> **Recorded data**

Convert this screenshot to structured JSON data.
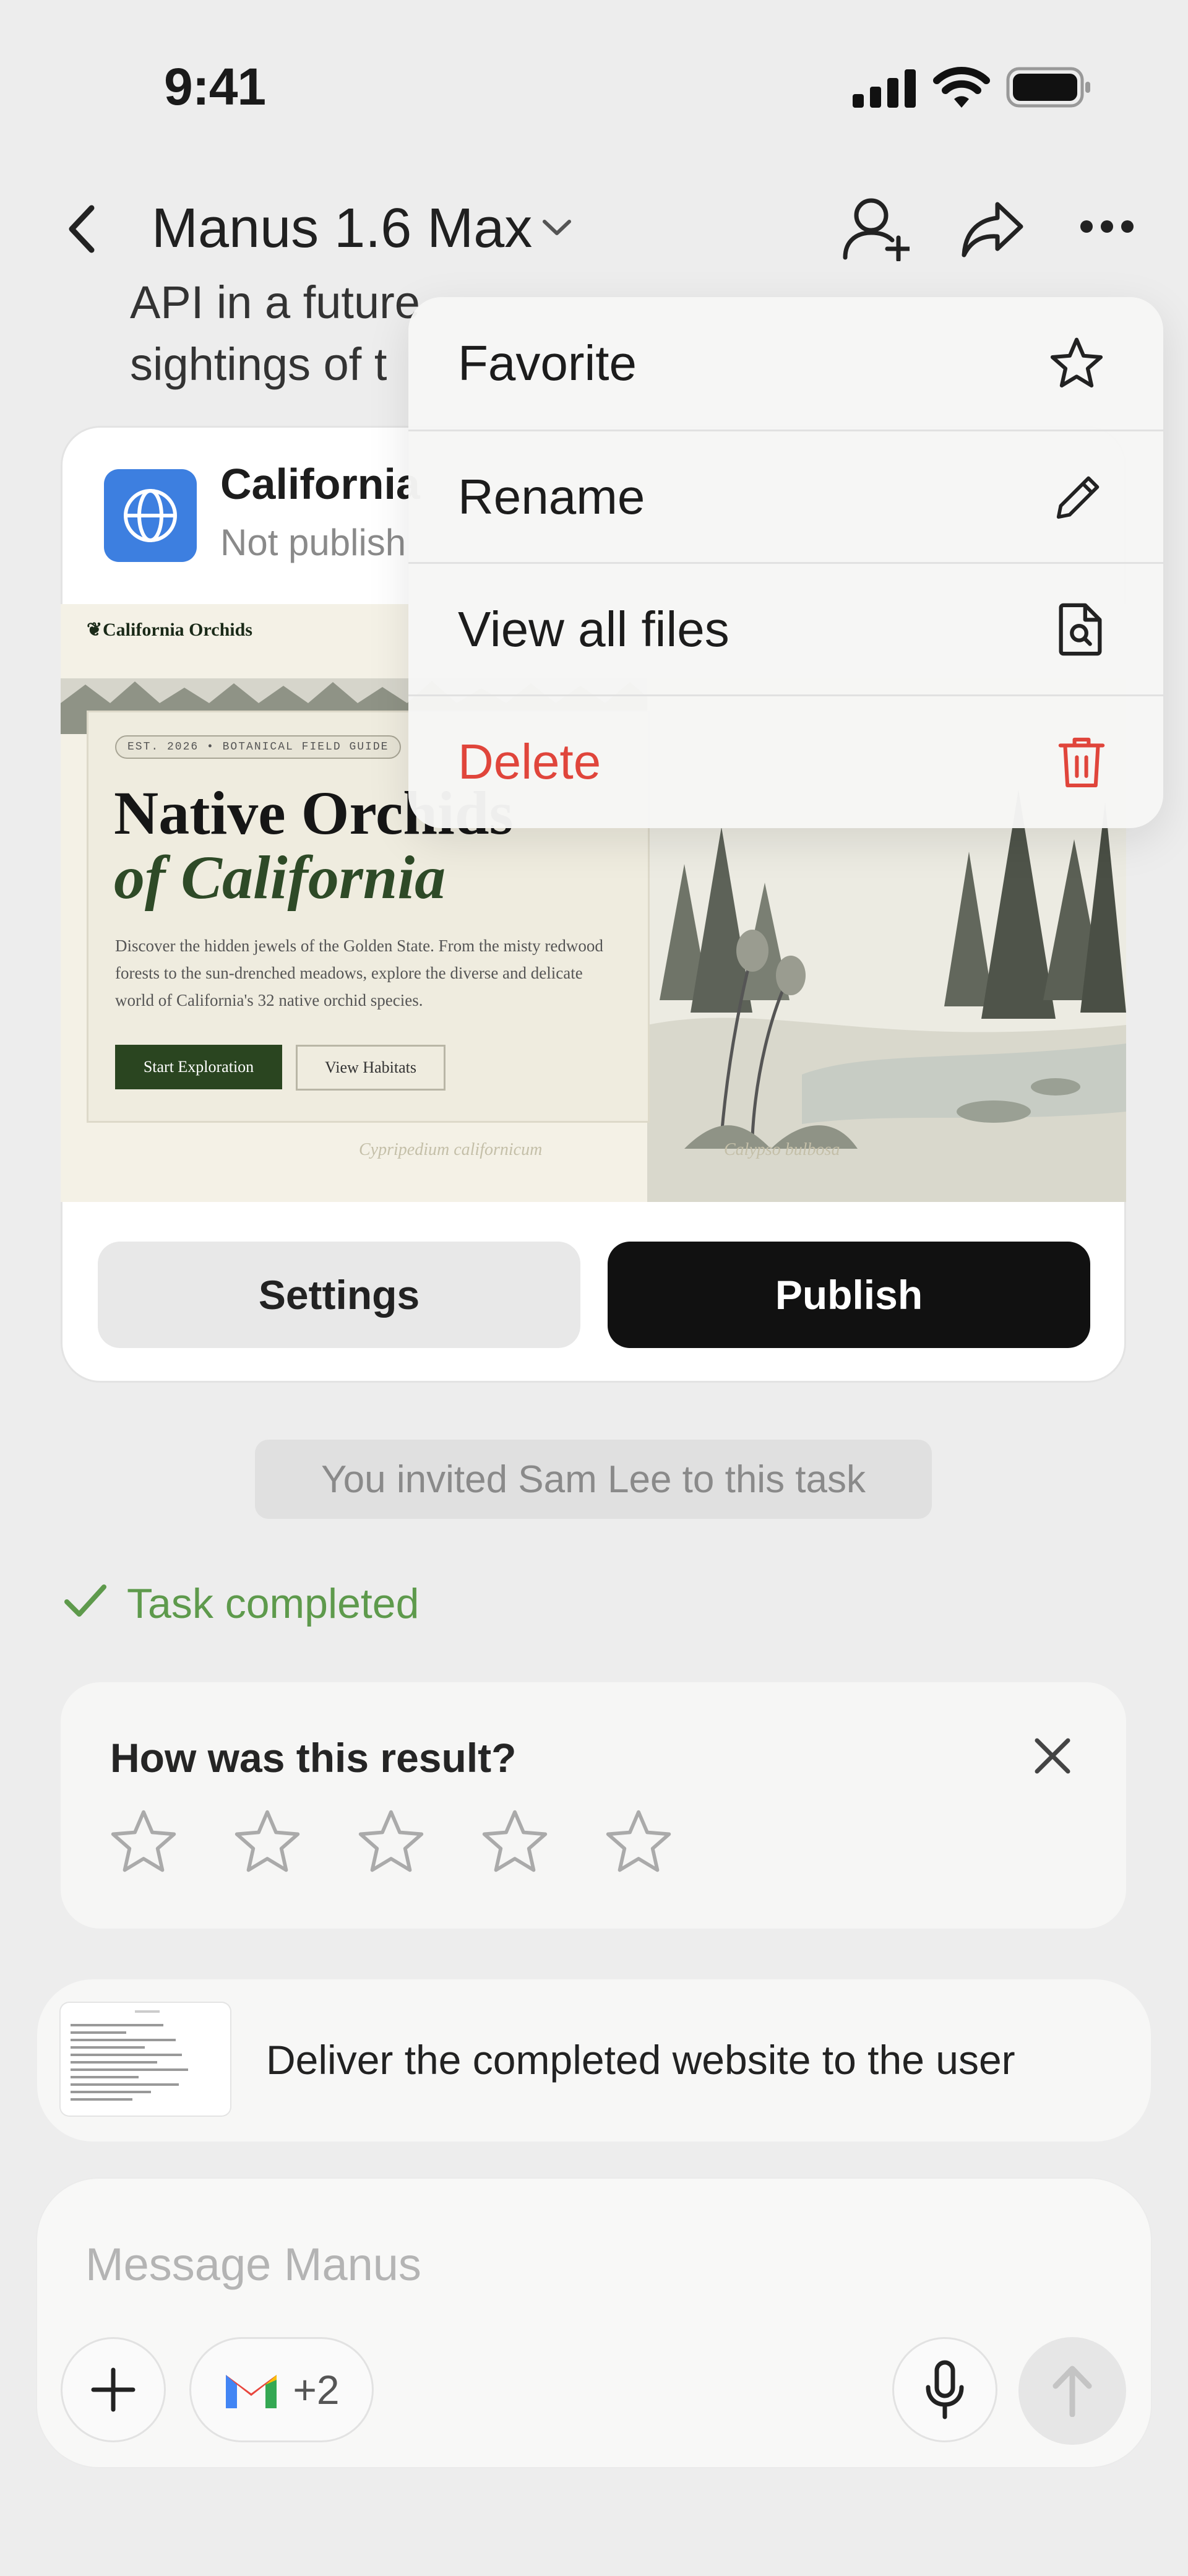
{
  "status_bar": {
    "time": "9:41"
  },
  "header": {
    "title": "Manus 1.6 Max"
  },
  "background_text": {
    "line1": "API in a future ",
    "line2": "sightings of t"
  },
  "website_card": {
    "title": "California",
    "status": "Not publish",
    "preview": {
      "brand": "California Orchids",
      "badge": "EST. 2026 • BOTANICAL FIELD GUIDE",
      "heading_line1": "Native Orchids",
      "heading_line2": "of California",
      "description": "Discover the hidden jewels of the Golden State. From the misty redwood forests to the sun-drenched meadows, explore the diverse and delicate world of California's 32 native orchid species.",
      "primary_button": "Start Exploration",
      "secondary_button": "View Habitats",
      "caption_left": "Cypripedium californicum",
      "caption_right": "Calypso bulbosa"
    },
    "settings_label": "Settings",
    "publish_label": "Publish"
  },
  "invite_notice": "You invited Sam Lee to this task",
  "task_status": "Task completed",
  "rating": {
    "question": "How was this result?",
    "stars_total": 5,
    "stars_selected": 0
  },
  "task_item": {
    "text": "Deliver the completed website to the user"
  },
  "composer": {
    "placeholder": "Message Manus",
    "connector_extra": "+2"
  },
  "menu": {
    "items": [
      {
        "label": "Favorite",
        "icon": "star-icon"
      },
      {
        "label": "Rename",
        "icon": "pencil-icon"
      },
      {
        "label": "View all files",
        "icon": "file-search-icon"
      },
      {
        "label": "Delete",
        "icon": "trash-icon"
      }
    ]
  },
  "colors": {
    "background": "#ededed",
    "success": "#5e9a4c",
    "danger": "#e0453b",
    "primary_button": "#111111",
    "site_icon": "#3d7fe0"
  }
}
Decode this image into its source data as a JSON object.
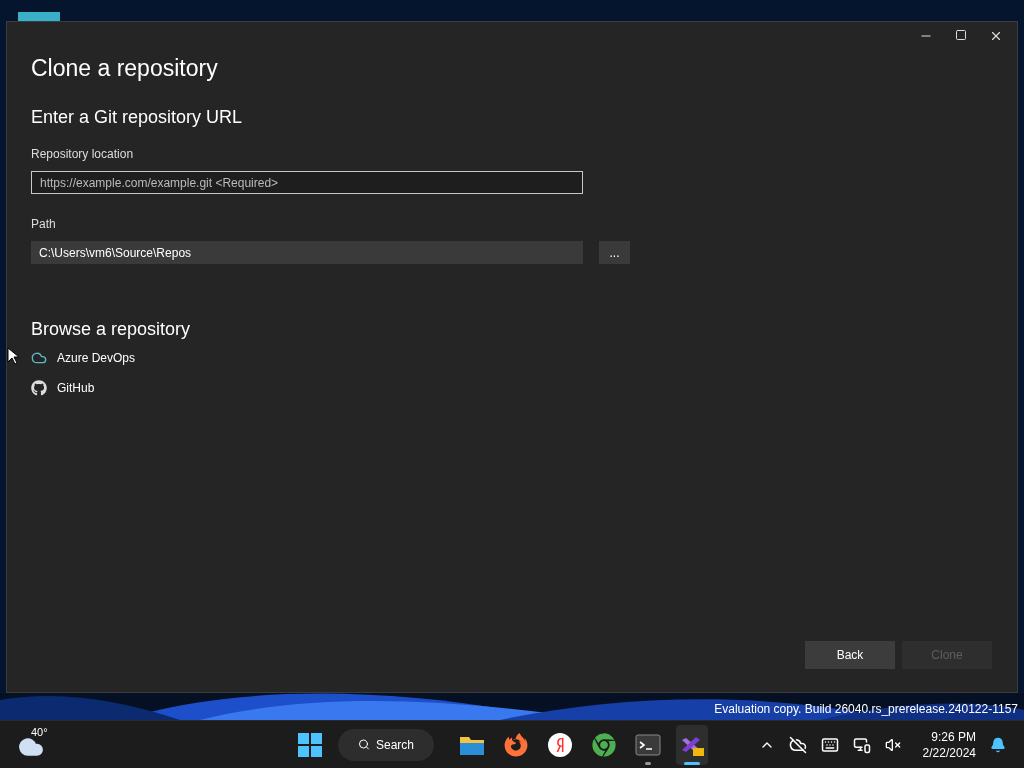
{
  "window": {
    "title": "Clone a repository",
    "url_section": {
      "heading": "Enter a Git repository URL",
      "location": {
        "label": "Repository location",
        "placeholder": "https://example.com/example.git <Required>",
        "focused": true
      },
      "path": {
        "label": "Path",
        "value": "C:\\Users\\vm6\\Source\\Repos",
        "browse": "..."
      }
    },
    "browse_section": {
      "heading": "Browse a repository",
      "items": [
        {
          "kind": "cloud",
          "label": "Azure DevOps"
        },
        {
          "kind": "github",
          "label": "GitHub"
        }
      ]
    },
    "buttons": [
      {
        "label": "Back",
        "disabled": false
      },
      {
        "label": "Clone",
        "disabled": true
      }
    ]
  },
  "desktop": {
    "watermark": "Evaluation copy. Build 26040.rs_prerelease.240122-1157"
  },
  "taskbar": {
    "weather": "40°",
    "search": "Search",
    "apps": [
      {
        "kind": "explorer",
        "running": false,
        "active": false
      },
      {
        "kind": "firefox",
        "running": false,
        "active": false
      },
      {
        "kind": "yandex",
        "running": false,
        "active": false
      },
      {
        "kind": "chrome",
        "running": false,
        "active": false
      },
      {
        "kind": "terminal",
        "running": true,
        "active": false
      },
      {
        "kind": "visualstudio",
        "running": true,
        "active": true
      }
    ],
    "time": "9:26 PM",
    "date": "2/22/2024"
  }
}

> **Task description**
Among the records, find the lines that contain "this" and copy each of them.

> **Answer box**
Convert this screenshot to structured JSON data.
  "invite_notice": "You invited Sam Lee to this task",
    "question": "How was this result?",
Decode this image into its source data as a JSON object.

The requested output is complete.